This post was originally featured at Labor Notes.
By Penny Lewis
With the election of Donald Trump as president and Republican majorities in both the House and Senate, we are entering a period of existential crisis for unions and our organized power. The coming months and years are going to call for a spirit of maximum solidarity.
In this short piece I describe the likely form and substance of the attacks. Here I’m limiting my discussion to issues that most directly implicate unions, though there’s plenty more for workers to fear from the incoming administration—including increasing privatization and broad-brush deregulation, as well as efforts to pit workers against one another by fanning the flames of racism, sexism, and hostility toward immigrants. Continue reading What’s Coming for Unions under President Trump
As Twitter battles and cabinet confirmation hearings dominate the news cycle this week, one state has been following a different story: the passing of new so-called “right-to-work” legislation.
Kentucky Gov. Matt Bevin signed legislation this past weekend that allows workers in that state to choose not to pay union dues to unions that represent them — delivering a blow to the collective bargaining rights of those unions. A piece of legislation that has long been in the works, this new law was passed by a newly-Republican legislature and takes effect immediately.
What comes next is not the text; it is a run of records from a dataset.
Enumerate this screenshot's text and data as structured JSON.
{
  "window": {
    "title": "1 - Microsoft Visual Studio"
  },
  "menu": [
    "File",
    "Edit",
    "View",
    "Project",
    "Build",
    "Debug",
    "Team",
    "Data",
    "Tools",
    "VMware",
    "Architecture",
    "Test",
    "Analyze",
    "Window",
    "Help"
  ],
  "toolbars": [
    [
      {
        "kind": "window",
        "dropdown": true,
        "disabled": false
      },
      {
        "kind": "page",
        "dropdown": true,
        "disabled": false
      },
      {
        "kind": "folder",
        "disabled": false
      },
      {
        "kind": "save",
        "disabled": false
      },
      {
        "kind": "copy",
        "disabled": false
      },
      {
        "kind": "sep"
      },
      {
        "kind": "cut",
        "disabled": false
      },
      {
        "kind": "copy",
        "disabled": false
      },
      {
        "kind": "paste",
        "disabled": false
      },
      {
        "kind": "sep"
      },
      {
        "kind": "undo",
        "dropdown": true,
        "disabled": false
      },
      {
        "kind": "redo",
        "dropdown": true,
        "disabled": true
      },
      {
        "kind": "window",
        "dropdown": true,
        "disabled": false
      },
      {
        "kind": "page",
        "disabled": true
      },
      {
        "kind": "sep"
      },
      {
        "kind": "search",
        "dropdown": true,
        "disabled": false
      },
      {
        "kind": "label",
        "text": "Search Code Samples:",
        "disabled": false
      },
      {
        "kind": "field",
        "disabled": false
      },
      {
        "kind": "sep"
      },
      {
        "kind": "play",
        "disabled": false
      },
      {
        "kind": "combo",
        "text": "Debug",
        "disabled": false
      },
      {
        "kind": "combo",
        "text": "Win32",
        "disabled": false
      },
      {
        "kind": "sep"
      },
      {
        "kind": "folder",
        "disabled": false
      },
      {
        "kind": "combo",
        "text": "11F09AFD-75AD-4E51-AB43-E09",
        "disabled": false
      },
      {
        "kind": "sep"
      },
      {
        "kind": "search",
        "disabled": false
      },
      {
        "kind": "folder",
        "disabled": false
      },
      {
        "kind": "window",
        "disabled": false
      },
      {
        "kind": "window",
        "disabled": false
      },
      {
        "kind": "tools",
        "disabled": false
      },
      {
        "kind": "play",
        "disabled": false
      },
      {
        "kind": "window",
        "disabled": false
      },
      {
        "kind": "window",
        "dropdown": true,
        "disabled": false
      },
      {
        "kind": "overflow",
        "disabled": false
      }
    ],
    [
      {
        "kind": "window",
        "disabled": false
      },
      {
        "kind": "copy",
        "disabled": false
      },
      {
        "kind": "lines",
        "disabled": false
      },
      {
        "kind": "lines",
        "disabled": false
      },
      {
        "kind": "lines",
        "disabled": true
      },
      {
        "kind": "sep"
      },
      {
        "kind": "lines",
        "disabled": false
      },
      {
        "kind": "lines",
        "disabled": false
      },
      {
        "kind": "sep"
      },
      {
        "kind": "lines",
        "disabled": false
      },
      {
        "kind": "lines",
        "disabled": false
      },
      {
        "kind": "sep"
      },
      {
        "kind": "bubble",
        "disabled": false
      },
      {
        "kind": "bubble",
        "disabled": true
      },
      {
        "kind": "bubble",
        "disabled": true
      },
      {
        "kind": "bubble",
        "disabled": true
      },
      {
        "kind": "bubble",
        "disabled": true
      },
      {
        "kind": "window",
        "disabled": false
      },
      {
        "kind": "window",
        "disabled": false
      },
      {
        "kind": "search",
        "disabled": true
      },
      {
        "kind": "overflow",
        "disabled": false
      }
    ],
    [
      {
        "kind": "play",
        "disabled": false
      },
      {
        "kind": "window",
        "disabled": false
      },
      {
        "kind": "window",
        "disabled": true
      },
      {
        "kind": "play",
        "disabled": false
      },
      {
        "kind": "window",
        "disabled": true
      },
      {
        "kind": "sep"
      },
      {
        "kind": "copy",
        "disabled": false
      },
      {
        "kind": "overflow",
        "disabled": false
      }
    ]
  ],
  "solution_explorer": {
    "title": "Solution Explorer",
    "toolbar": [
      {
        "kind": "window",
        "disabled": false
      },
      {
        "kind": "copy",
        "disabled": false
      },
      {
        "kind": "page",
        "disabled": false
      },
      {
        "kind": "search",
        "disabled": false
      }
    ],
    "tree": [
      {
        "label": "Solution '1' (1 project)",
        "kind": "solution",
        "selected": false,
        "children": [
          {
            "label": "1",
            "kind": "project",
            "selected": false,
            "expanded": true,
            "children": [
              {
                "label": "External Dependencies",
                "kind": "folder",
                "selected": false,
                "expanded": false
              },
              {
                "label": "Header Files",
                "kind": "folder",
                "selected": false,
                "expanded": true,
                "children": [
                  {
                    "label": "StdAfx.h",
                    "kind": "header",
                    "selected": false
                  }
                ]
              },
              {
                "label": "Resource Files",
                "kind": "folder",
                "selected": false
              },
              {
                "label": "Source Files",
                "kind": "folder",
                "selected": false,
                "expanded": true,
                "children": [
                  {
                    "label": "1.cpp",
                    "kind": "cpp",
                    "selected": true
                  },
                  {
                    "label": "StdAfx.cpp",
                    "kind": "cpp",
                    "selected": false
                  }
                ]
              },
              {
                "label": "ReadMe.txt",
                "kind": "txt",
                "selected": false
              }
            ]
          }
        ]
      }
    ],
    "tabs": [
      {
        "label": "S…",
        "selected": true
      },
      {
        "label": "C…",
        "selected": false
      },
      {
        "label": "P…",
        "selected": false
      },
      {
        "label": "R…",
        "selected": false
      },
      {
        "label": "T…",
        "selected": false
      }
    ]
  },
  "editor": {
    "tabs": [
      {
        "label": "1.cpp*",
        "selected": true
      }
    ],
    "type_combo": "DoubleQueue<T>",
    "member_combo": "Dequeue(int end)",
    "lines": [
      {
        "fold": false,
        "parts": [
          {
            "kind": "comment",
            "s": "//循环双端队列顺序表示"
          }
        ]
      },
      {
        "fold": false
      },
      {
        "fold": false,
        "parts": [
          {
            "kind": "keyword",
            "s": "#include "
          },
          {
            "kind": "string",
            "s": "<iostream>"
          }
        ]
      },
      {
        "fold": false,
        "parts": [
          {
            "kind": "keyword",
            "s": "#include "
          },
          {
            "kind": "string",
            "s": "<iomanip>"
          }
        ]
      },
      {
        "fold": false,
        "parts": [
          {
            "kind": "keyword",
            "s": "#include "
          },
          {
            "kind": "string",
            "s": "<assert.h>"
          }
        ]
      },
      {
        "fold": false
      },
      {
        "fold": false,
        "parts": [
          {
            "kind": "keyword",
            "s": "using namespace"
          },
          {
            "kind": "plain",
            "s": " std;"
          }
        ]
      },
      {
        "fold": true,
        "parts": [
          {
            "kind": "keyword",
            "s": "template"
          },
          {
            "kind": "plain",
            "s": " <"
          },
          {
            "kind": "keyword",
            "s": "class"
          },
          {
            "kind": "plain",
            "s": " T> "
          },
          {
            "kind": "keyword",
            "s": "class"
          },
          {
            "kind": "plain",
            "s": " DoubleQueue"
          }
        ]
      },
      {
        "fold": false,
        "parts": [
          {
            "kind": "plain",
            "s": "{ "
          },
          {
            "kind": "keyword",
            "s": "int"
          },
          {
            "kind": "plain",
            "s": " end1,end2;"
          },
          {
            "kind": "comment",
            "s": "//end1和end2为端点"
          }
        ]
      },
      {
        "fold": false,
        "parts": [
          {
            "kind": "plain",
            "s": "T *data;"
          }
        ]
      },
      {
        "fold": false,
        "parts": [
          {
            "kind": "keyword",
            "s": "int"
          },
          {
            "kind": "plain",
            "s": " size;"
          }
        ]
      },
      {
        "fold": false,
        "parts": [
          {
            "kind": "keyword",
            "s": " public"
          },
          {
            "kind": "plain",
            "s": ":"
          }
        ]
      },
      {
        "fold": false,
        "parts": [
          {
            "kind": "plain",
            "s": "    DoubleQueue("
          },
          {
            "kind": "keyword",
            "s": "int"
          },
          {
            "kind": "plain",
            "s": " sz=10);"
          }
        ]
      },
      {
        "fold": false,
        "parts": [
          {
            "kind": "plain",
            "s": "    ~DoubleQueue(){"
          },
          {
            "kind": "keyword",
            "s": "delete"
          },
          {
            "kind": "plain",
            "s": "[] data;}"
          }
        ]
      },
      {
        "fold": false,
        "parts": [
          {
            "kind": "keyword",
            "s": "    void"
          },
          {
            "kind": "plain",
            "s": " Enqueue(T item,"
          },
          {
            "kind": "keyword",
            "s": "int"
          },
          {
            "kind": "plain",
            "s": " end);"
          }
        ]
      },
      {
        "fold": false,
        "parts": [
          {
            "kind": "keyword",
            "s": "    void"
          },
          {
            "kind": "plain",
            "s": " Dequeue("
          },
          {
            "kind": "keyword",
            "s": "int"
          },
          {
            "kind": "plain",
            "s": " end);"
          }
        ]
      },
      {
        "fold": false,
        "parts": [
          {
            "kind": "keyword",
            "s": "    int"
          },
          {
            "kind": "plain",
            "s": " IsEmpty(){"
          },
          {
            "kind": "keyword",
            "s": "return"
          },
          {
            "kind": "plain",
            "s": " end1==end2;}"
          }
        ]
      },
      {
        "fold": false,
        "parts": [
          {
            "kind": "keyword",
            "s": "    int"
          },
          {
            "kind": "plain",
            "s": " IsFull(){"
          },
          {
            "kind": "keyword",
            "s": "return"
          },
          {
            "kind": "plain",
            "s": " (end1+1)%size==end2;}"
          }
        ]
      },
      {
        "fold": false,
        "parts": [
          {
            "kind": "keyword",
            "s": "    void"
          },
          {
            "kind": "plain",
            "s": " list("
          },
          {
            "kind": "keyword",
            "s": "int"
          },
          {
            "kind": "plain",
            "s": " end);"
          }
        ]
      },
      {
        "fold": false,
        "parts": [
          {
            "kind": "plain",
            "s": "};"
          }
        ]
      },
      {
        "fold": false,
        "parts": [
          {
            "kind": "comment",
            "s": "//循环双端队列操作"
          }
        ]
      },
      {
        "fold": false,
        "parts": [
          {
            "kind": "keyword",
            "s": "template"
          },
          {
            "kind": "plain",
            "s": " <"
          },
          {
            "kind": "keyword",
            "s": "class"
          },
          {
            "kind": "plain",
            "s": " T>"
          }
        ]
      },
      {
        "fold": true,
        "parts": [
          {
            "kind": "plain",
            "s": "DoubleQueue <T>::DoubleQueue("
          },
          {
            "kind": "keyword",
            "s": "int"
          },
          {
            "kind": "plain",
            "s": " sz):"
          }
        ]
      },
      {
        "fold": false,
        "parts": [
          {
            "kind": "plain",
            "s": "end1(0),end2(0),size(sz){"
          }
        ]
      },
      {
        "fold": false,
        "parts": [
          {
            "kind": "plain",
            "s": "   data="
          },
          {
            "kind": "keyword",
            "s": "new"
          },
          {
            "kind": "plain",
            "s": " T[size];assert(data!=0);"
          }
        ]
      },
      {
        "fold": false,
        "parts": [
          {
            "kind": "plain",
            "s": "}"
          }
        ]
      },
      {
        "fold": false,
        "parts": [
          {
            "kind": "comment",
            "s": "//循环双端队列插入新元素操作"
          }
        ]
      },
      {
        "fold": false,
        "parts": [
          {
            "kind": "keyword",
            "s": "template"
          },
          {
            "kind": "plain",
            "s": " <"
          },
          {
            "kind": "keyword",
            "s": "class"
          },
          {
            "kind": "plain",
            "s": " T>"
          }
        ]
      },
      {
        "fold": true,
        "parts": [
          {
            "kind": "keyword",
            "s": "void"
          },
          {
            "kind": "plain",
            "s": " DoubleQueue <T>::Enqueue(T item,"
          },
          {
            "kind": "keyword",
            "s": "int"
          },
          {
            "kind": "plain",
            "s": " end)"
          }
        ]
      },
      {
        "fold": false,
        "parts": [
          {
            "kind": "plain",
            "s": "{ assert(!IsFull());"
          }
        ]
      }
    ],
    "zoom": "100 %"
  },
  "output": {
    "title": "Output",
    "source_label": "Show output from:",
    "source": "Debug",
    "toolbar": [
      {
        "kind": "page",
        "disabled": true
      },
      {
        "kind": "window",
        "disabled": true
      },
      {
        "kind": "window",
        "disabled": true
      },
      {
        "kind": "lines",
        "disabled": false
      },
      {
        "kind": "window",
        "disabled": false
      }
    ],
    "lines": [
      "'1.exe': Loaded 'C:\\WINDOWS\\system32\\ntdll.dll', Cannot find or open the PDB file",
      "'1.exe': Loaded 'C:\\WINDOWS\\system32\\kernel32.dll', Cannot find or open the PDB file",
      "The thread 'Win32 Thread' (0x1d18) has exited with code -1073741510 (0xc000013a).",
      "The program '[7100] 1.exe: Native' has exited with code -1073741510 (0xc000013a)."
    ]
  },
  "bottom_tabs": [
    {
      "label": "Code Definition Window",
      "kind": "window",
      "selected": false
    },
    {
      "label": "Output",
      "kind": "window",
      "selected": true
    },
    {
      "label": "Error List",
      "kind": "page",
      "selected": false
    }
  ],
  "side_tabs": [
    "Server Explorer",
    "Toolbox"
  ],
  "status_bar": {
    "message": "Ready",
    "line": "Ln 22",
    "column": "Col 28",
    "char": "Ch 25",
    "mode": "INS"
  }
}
Reid Wilson at The Hill explains:
Kentucky is the 27th state in the country to adopt right-to-work legislation, and the last state in the South to pass such a law.
Republicans who took control of the Kentucky state government have plotted an aggressive assault on unions, abortion rights and other pillars of the Democratic coalition.
The GOP-led House and Senate also passed a ban on abortions after 20 weeks, which Bevin said he would sign this weekend.
The legislature is also considering measures to roll back a law requiring construction companies to pay workers prevailing wages for public works projects.
In a statement, Kentucky AFL-CIO President Bill Londrigan called the right-to-work and prevailing wage measures “some of the most extreme anti-workers bills in the nation today, slashing wages and silencing working people across the Commonwealth.”
Aside from Kentucky, labor groups are playing defense in such states as Missouri and Iowa, where Democrats suffered losses in November.
Photo by Ken Lund via flickr (CC-BY-SA)
Wisconsin Gov. Scott Walker. Some Americans known him from his short stint as an also-ran in the race for the Republican nomination for the Presidency. Most on the left also know him as one of the more loathsome state executives around: an enemy of public unions who proudly boasts about his ability to ignore the unified voices of protestors and destroy collective bargaining rights in his state.
On Friday, Walker suffered a setback, as the right-to-work law that he championed and bragged about during his run for the nomination was struck down for violating the constitution. From Crain’s:
Three unions filed the lawsuit last year shortly after Walker signed the bill into law. Right-to-work laws prohibit businesses and unions from reaching agreements that require all workers, not just union members, to pay union dues. Twenty-four other states have such laws.
The unions argued that Wisconsin’s law was an unconstitutional seizure of union property since unions now must extend benefits to workers who don’t pay dues. Dane County Circuit Judge William Foust agreed.
He said the law amounts to an unconstitutional governmental taking of union funds without compensation since under the law unions must represent people who don’t pay dues. That presents an existential threat to unions, Foust wrote.
“While (union) losses today could be characterized by some as minor, they are not isolated and the impact of (the law) over time is threatening to the unions’ very economic viability,” he wrote.
Foust noted that no other state court had struck struck down a right-to-work law on those grounds, but said he wasn’t obligated to follow other states.
Republicans who backed the law dismissed the ruling, saying it will be reversed.
Read more at Crain’s.
Photo by Michael Vadon via flickr (CC-BY-SA)